[WHAT IS NEEDED]: Below are the records; copy each line in which "JSON" can be found.

++++ DATA TO EXAMINE ++++

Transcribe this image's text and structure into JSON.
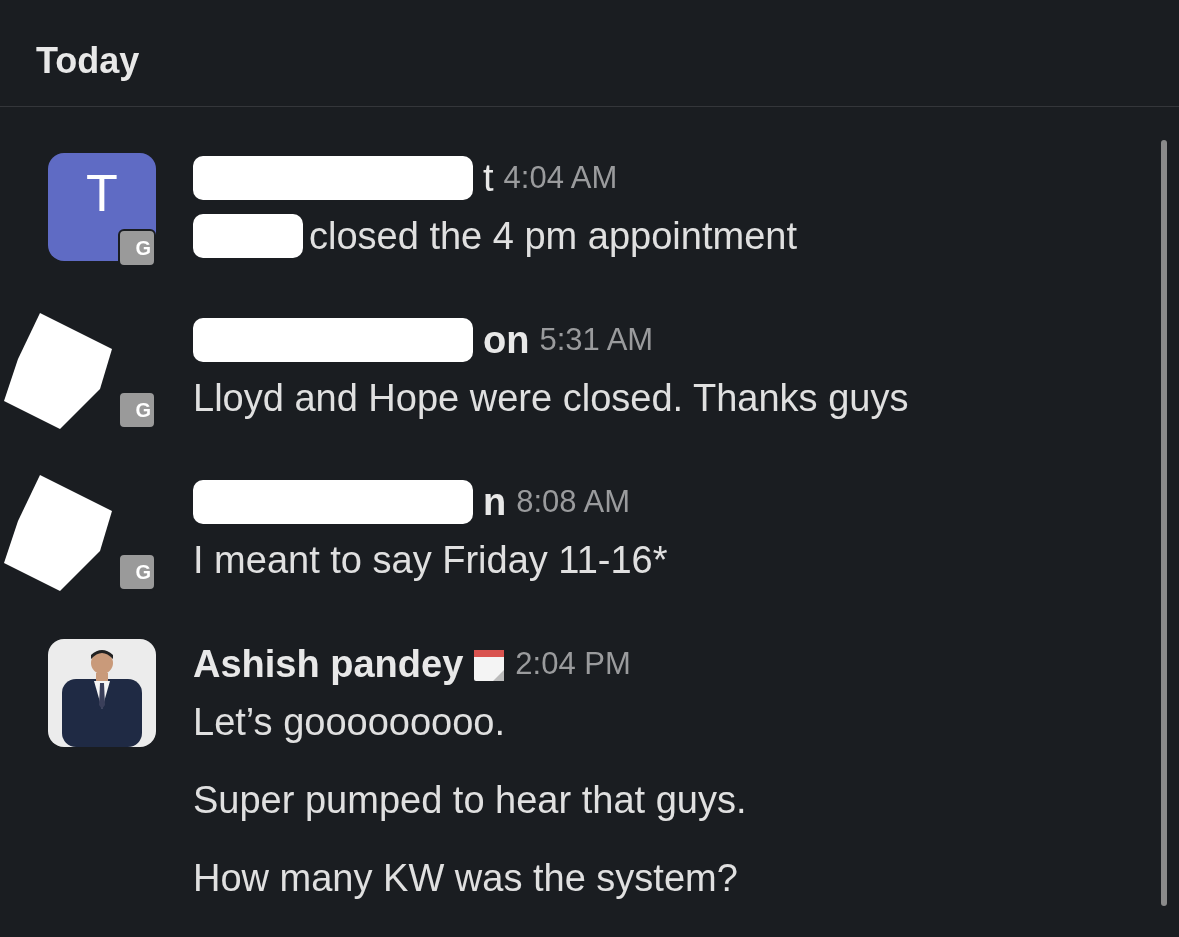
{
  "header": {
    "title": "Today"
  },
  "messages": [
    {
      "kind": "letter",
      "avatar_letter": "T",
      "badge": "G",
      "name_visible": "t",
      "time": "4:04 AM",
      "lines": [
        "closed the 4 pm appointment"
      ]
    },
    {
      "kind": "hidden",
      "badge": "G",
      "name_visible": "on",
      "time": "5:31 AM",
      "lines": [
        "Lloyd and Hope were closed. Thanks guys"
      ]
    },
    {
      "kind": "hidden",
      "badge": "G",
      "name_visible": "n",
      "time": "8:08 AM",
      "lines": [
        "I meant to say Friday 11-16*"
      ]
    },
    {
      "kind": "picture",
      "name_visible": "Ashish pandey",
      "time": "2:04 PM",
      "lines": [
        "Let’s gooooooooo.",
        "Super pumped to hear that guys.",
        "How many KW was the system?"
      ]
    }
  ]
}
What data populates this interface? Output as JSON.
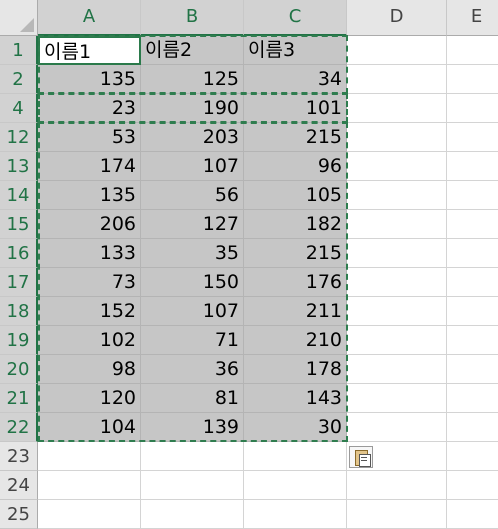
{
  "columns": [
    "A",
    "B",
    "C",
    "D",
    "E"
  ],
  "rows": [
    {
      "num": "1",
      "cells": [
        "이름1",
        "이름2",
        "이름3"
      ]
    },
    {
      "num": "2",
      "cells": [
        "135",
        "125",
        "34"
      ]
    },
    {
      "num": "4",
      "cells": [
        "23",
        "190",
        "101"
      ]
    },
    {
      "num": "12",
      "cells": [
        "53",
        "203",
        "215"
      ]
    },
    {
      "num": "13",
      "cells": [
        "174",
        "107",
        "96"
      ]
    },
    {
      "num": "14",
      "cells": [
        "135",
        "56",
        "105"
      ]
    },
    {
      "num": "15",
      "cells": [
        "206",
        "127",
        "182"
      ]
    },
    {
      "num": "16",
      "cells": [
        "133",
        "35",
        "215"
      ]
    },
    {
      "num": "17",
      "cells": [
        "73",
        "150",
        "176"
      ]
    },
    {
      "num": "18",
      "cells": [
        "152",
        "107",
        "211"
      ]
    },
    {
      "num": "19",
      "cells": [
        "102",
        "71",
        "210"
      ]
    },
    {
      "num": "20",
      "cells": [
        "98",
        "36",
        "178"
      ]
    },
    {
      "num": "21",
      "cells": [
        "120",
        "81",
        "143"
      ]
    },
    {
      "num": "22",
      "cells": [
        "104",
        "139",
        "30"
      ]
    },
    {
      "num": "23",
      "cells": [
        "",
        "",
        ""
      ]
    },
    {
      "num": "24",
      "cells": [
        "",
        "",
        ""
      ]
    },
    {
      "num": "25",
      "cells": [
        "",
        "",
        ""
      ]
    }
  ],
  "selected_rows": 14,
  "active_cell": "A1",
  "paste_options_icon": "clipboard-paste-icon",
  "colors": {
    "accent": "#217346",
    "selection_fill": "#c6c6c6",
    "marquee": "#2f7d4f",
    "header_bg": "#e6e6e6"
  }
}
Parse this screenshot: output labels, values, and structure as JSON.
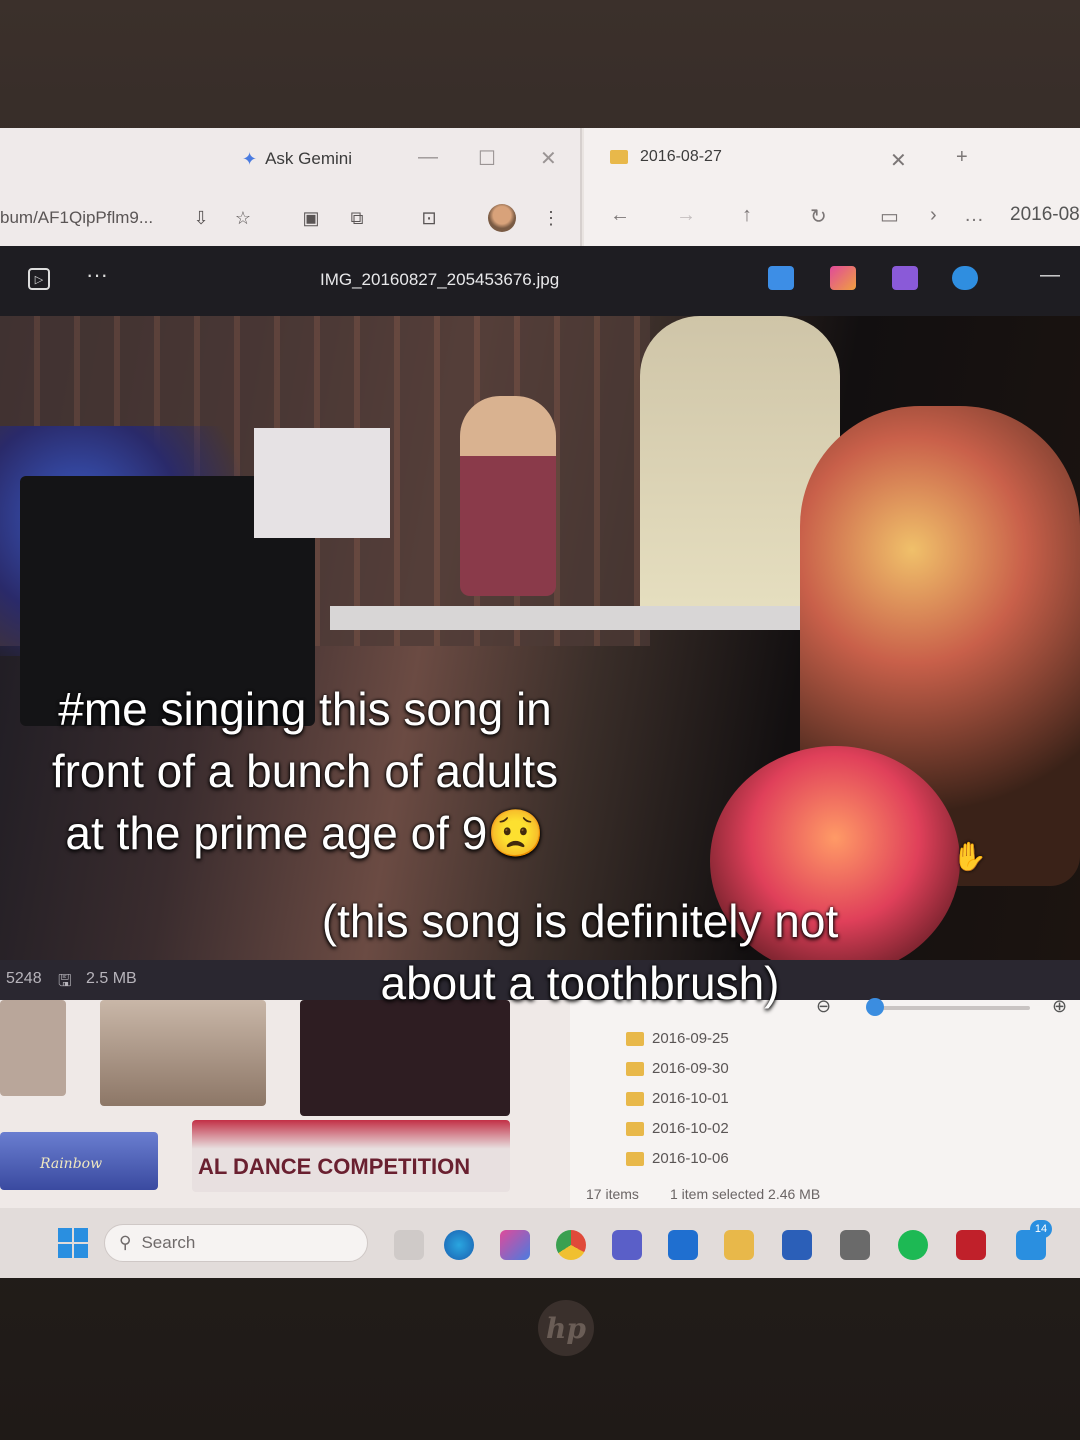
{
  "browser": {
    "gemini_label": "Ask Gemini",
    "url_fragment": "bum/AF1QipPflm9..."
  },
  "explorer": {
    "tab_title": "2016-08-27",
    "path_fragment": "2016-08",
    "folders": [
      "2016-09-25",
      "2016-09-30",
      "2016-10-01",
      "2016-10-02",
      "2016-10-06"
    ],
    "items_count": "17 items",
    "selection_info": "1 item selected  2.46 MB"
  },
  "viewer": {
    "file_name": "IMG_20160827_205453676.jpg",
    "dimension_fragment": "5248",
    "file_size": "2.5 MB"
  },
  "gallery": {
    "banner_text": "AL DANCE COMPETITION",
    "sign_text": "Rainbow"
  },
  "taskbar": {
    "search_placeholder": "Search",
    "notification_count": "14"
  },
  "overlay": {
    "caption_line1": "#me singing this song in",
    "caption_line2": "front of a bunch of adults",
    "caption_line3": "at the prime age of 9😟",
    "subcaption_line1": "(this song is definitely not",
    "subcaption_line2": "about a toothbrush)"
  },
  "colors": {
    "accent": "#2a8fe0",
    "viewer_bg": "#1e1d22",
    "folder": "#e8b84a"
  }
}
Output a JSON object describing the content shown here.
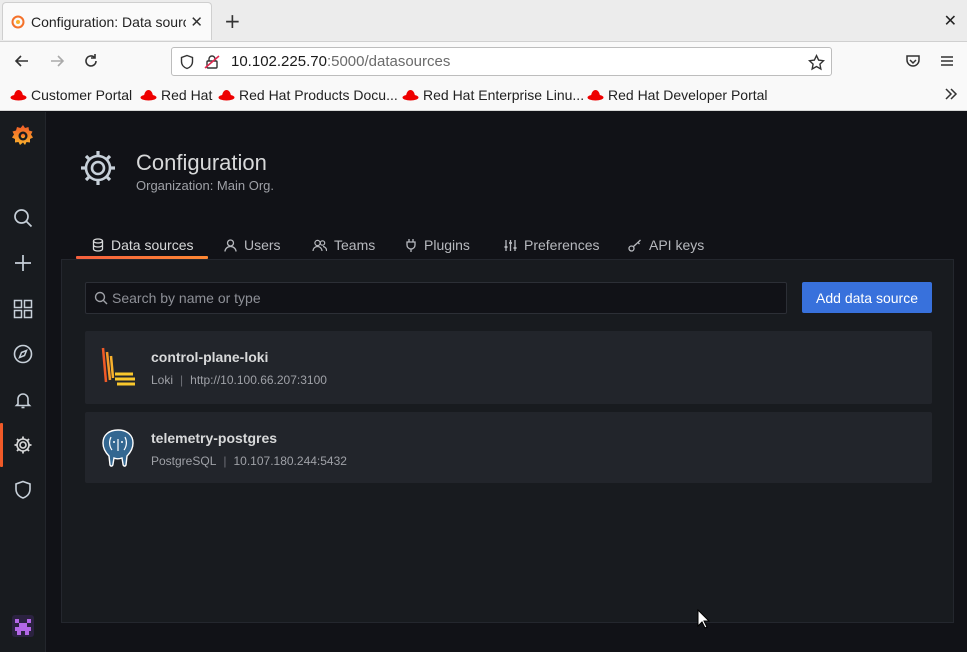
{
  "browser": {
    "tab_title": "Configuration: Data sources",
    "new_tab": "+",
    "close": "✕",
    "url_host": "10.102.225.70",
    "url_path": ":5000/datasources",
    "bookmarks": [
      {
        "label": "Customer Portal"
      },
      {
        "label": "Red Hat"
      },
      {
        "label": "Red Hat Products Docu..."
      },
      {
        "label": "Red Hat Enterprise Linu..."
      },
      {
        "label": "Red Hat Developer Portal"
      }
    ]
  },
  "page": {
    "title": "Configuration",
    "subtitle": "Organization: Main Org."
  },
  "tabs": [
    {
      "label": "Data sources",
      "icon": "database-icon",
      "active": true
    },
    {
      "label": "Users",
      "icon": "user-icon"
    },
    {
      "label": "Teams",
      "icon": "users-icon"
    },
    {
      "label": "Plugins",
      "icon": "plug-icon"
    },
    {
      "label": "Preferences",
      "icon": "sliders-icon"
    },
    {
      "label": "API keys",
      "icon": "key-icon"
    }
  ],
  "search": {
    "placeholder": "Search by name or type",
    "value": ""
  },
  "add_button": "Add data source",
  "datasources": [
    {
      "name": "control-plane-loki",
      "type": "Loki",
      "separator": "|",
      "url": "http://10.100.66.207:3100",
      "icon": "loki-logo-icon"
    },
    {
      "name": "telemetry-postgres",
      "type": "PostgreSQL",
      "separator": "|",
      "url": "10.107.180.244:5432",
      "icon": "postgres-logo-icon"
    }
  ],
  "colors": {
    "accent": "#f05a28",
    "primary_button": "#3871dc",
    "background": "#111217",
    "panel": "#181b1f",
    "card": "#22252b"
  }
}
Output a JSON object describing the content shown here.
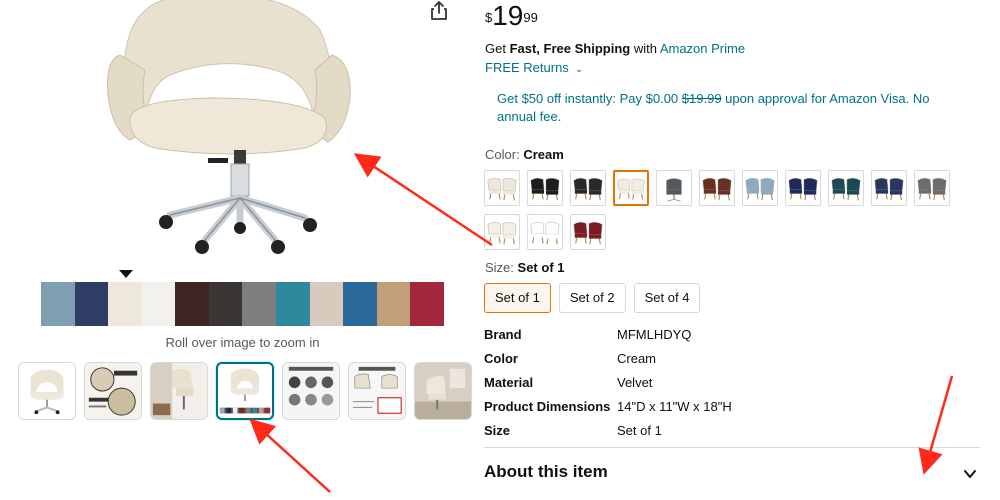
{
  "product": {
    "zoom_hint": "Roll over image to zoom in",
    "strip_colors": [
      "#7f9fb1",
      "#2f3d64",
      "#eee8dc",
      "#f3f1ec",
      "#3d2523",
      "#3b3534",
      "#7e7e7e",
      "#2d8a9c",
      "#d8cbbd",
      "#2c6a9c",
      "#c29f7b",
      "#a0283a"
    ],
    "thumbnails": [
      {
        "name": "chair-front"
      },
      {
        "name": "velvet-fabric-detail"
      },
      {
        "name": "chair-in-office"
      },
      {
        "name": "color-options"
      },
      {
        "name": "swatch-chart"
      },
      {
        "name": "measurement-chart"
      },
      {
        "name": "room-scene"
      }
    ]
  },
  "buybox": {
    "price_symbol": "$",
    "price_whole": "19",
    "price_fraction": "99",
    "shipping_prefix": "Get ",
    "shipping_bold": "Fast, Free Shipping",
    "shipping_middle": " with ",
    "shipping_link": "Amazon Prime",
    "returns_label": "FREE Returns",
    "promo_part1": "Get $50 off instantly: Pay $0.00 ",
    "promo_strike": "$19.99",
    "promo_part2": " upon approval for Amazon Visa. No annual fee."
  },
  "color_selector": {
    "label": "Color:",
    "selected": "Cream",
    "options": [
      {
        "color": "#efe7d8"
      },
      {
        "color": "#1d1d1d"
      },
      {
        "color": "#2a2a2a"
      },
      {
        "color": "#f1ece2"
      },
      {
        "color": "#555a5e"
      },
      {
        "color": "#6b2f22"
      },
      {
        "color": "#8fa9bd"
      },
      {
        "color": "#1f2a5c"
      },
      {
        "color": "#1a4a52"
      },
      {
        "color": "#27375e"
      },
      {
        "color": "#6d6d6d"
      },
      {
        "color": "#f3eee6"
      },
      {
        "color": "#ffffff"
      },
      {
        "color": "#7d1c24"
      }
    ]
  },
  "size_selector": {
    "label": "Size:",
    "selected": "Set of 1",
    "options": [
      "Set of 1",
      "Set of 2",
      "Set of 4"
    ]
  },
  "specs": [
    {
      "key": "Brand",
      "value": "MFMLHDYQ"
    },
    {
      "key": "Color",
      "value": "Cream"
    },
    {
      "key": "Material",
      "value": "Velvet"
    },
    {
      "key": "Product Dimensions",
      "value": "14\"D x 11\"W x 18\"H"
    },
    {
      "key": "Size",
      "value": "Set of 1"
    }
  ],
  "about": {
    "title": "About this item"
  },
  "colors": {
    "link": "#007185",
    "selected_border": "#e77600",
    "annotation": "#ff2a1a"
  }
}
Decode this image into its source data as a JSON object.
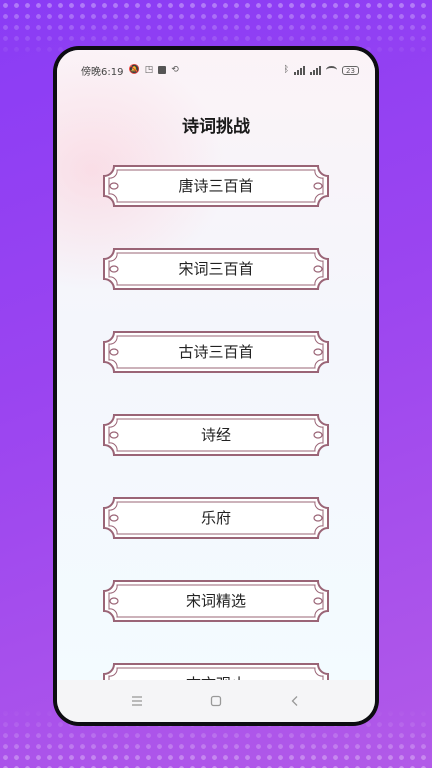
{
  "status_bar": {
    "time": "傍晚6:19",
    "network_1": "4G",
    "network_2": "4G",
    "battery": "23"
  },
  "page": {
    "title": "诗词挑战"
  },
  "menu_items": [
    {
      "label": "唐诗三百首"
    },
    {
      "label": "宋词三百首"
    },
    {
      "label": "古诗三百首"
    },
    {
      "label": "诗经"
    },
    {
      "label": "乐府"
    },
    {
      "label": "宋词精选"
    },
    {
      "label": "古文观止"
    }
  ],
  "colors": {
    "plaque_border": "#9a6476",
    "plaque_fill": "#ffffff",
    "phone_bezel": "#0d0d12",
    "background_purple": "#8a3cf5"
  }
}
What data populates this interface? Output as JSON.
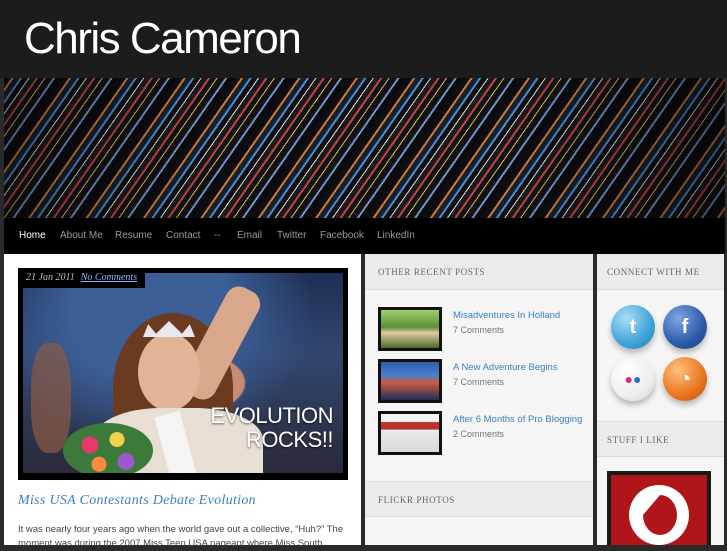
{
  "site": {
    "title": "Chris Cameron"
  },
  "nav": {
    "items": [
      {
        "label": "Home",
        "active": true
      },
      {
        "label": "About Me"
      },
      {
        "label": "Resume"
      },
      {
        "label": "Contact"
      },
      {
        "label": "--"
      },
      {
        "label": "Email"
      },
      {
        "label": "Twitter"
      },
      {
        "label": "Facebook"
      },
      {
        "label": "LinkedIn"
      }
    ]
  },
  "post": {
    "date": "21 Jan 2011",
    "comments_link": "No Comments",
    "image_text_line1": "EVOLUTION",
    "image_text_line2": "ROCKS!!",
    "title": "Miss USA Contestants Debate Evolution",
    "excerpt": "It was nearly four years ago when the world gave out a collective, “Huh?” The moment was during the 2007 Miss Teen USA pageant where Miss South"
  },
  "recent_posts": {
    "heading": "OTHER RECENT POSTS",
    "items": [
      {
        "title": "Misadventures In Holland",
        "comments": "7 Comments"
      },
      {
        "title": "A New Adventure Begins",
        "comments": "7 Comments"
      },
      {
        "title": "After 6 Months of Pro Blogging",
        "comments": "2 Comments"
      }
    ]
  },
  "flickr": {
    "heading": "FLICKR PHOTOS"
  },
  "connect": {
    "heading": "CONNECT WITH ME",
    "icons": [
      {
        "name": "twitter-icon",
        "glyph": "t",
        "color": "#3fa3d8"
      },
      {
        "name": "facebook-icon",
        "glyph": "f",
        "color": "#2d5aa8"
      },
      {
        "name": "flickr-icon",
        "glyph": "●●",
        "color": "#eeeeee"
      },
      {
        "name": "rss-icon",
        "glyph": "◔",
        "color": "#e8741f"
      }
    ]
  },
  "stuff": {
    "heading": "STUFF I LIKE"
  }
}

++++

[TASK OUTPUT]:
Transcribe this image's text and structure into JSON.
What data populates this interface? Output as JSON.
Parse this screenshot: output labels, values, and structure as JSON.
Output a JSON object describing the content shown here.
Output a JSON object describing the content shown here.
Decode this image into its source data as a JSON object.
What data populates this interface? Output as JSON.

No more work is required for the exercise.